* **Exercise details**:
Word for word, set down every record that appears below.

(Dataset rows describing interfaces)
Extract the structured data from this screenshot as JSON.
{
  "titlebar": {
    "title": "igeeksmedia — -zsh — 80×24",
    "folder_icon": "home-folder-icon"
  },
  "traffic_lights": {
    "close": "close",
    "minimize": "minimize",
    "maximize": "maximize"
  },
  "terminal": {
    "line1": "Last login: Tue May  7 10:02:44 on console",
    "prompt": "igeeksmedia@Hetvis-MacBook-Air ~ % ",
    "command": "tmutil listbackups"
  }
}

* **Exercise response**:
Extract the structured data from this screenshot as JSON.
{
  "titlebar": {
    "title": "igeeksmedia — -zsh — 80×24",
    "folder_icon": "home-folder-icon"
  },
  "traffic_lights": {
    "close": "close",
    "minimize": "minimize",
    "maximize": "maximize"
  },
  "terminal": {
    "line1": "Last login: Tue May  7 10:02:44 on console",
    "prompt": "igeeksmedia@Hetvis-MacBook-Air ~ % ",
    "command": "tmutil listbackups"
  }
}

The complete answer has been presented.